Wait, but shouldn’t Owen have picked up on the fact that the 1/3 stayed back?

That is a good question to ask. The line of reasoning would go as follows: If Osyp had the trick, then the 1/3 could have safely attacked as well. Given that it didn’t, Owen should have deduced that Osyp was bluffing. In terms of our game model, Owen should be playing the third column.

Then again, if Osyp knows that Owen would think that way, he could go one level deeper: Attack with only the 1/4 if have the trick, and attack with both if you don’t have it. In other words, play the second row. I love making attacks like these when I’m actually holding the combat trick.

Indeed, such strategies are represented in the mixed equilibrium. Intuitively, there are times where throwing your opponent off is worthwhile, and that make it so the contents of your hand can’t be predicted with certainty from the plays that you make. So even though not attacking with the 1/3 might signal something, it doesn’t guarantee that Osyp has no trick, and Owen should definitely not always block.

Should you celebrate after a successful bluff?

Osyp’s celebration, while funny, could have given away that he didn’t have the combat trick in hand. But that’s only true if he would only celebrate after a successful bluff.

If he also celebrates with the exact same frequency after such a combat step where he actually had the trick in hand, then Owen could gain no information from the act of celebration. So that’s the key—celebrate just as often and just as enthusiastically in all scenarios.

That said, the whole situation would have been an instant classic if Osyp had attacked Owen on the next turn, got a block, and revealed that he had a trick in hand all along. This didn’t happen here, but I have hopes for the future.

Embrace the Dice Man

In situations like the one that Osyp and Owen found themselves in, you should sometimes bluff and sometimes call. If you do the same every time, then your play style may become known, and astute opponents may take advantage of that. But if you randomize your plays with the right frequencies, then you don’t become exploitable yourself, and you can win more games than you would if you would always play in a certain fixed way.

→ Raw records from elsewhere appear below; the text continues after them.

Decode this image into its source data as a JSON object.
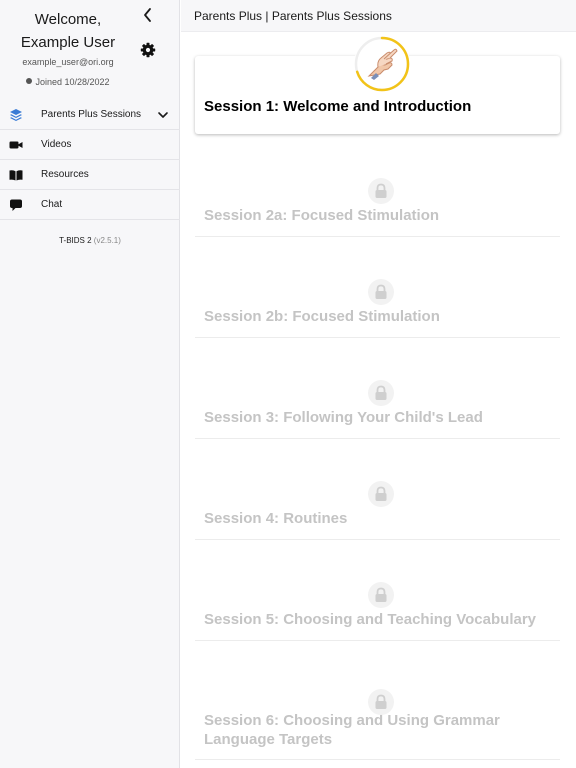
{
  "sidebar": {
    "welcome_line1": "Welcome,",
    "welcome_line2": "Example User",
    "email": "example_user@ori.org",
    "joined": "Joined 10/28/2022",
    "nav": [
      {
        "label": "Parents Plus Sessions",
        "icon": "layers-icon",
        "active": true,
        "expandable": true
      },
      {
        "label": "Videos",
        "icon": "video-camera-icon"
      },
      {
        "label": "Resources",
        "icon": "open-book-icon"
      },
      {
        "label": "Chat",
        "icon": "chat-bubble-icon"
      }
    ],
    "version_name": "T-BIDS 2",
    "version_number": "(v2.5.1)"
  },
  "header": {
    "title": "Parents Plus | Parents Plus Sessions"
  },
  "sessions": [
    {
      "title": "Session 1: Welcome and Introduction",
      "locked": false,
      "progress": 0.7
    },
    {
      "title": "Session 2a: Focused Stimulation",
      "locked": true
    },
    {
      "title": "Session 2b: Focused Stimulation",
      "locked": true
    },
    {
      "title": "Session 3: Following Your Child's Lead",
      "locked": true
    },
    {
      "title": "Session 4: Routines",
      "locked": true
    },
    {
      "title": "Session 5: Choosing and Teaching Vocabulary",
      "locked": true
    },
    {
      "title": "Session 6: Choosing and Using Grammar Language Targets",
      "locked": true
    }
  ],
  "colors": {
    "accent_blue": "#3a7bd5",
    "progress_yellow": "#f2c318",
    "locked_text": "#c4c4c4"
  }
}
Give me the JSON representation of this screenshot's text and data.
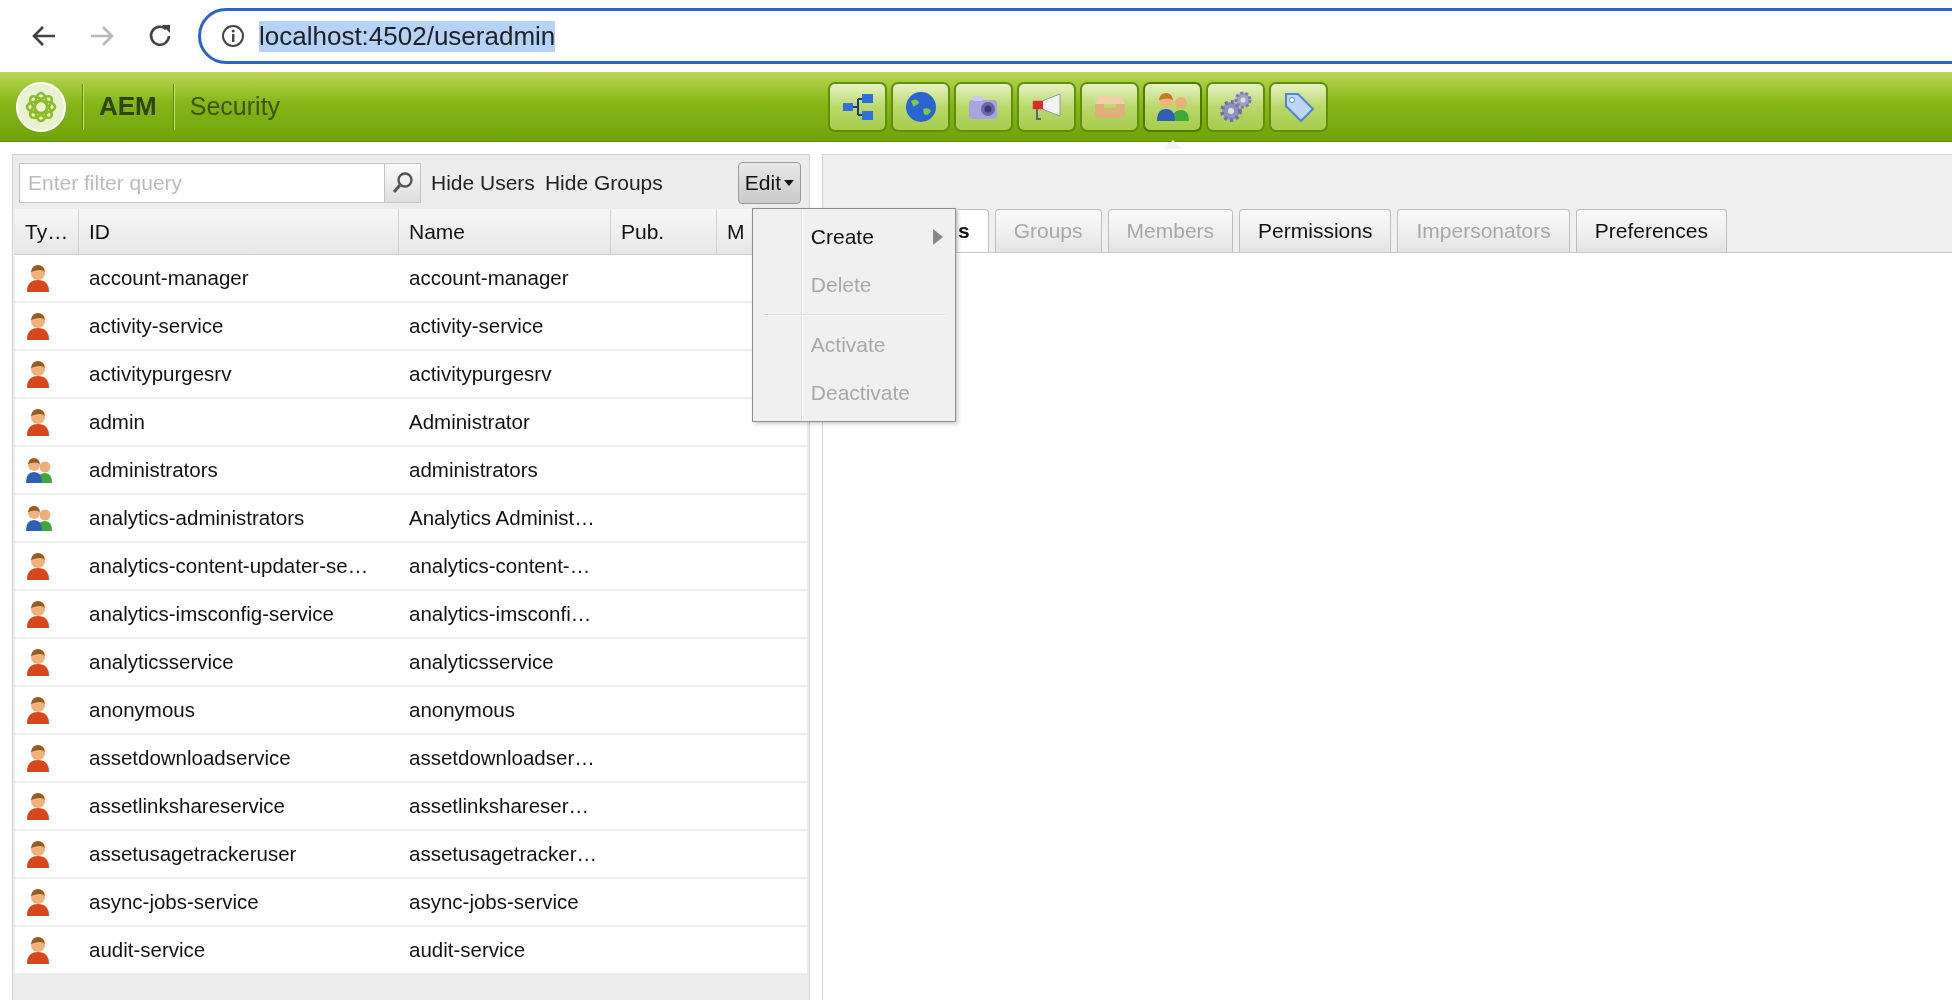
{
  "browser": {
    "url": "localhost:4502/useradmin",
    "url_highlighted": true,
    "back_disabled": false,
    "forward_disabled": true
  },
  "header": {
    "product": "AEM",
    "section": "Security"
  },
  "tools": [
    {
      "kind": "hierarchy",
      "selected": false
    },
    {
      "kind": "globe",
      "selected": false
    },
    {
      "kind": "camera",
      "selected": false
    },
    {
      "kind": "megaphone",
      "selected": false
    },
    {
      "kind": "inbox",
      "selected": false
    },
    {
      "kind": "users",
      "selected": true
    },
    {
      "kind": "gears",
      "selected": false
    },
    {
      "kind": "tag",
      "selected": false
    }
  ],
  "filter": {
    "placeholder": "Enter filter query"
  },
  "toggles": [
    "Hide Users",
    "Hide Groups"
  ],
  "edit_button": "Edit",
  "edit_menu": [
    {
      "kind": "item",
      "label": "Create",
      "disabled": false,
      "submenu": true
    },
    {
      "kind": "item",
      "label": "Delete",
      "disabled": true,
      "submenu": false
    },
    {
      "kind": "separator"
    },
    {
      "kind": "item",
      "label": "Activate",
      "disabled": true,
      "submenu": false
    },
    {
      "kind": "item",
      "label": "Deactivate",
      "disabled": true,
      "submenu": false
    }
  ],
  "table": {
    "columns": [
      "Ty…",
      "ID",
      "Name",
      "Pub.",
      "M"
    ],
    "rows": [
      {
        "kind": "user",
        "id": "account-manager",
        "name": "account-manager"
      },
      {
        "kind": "user",
        "id": "activity-service",
        "name": "activity-service"
      },
      {
        "kind": "user",
        "id": "activitypurgesrv",
        "name": "activitypurgesrv"
      },
      {
        "kind": "user",
        "id": "admin",
        "name": "Administrator"
      },
      {
        "kind": "group",
        "id": "administrators",
        "name": "administrators"
      },
      {
        "kind": "group",
        "id": "analytics-administrators",
        "name": "Analytics Administ…"
      },
      {
        "kind": "user",
        "id": "analytics-content-updater-se…",
        "name": "analytics-content-…"
      },
      {
        "kind": "user",
        "id": "analytics-imsconfig-service",
        "name": "analytics-imsconfi…"
      },
      {
        "kind": "user",
        "id": "analyticsservice",
        "name": "analyticsservice"
      },
      {
        "kind": "user",
        "id": "anonymous",
        "name": "anonymous"
      },
      {
        "kind": "user",
        "id": "assetdownloadservice",
        "name": "assetdownloadser…"
      },
      {
        "kind": "user",
        "id": "assetlinkshareservice",
        "name": "assetlinkshareser…"
      },
      {
        "kind": "user",
        "id": "assetusagetrackeruser",
        "name": "assetusagetracker…"
      },
      {
        "kind": "user",
        "id": "async-jobs-service",
        "name": "async-jobs-service"
      },
      {
        "kind": "user",
        "id": "audit-service",
        "name": "audit-service"
      }
    ]
  },
  "tabs": [
    {
      "label": "s",
      "selected": true,
      "disabled": false
    },
    {
      "label": "Groups",
      "selected": false,
      "disabled": true
    },
    {
      "label": "Members",
      "selected": false,
      "disabled": true
    },
    {
      "label": "Permissions",
      "selected": false,
      "disabled": false
    },
    {
      "label": "Impersonators",
      "selected": false,
      "disabled": true
    },
    {
      "label": "Preferences",
      "selected": false,
      "disabled": false
    }
  ]
}
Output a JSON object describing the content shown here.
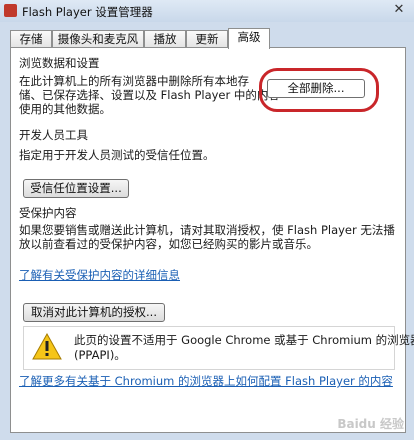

So next time your opponent attacks your 2/2 into your 4/4, just roll a dice. Tell your opponent “I’ll block if it lands on a 1 or 2” (or pick another probability based on the situation at hand) and do whatever the dice tells you to. I have done this on numerous occasions on the Pro Tour myself. The puzzled look on your opponent’s face will be priceless, it brings some additional excitement, and you may maximize your long-term win percentage if you might face your opponent in a similar situation again.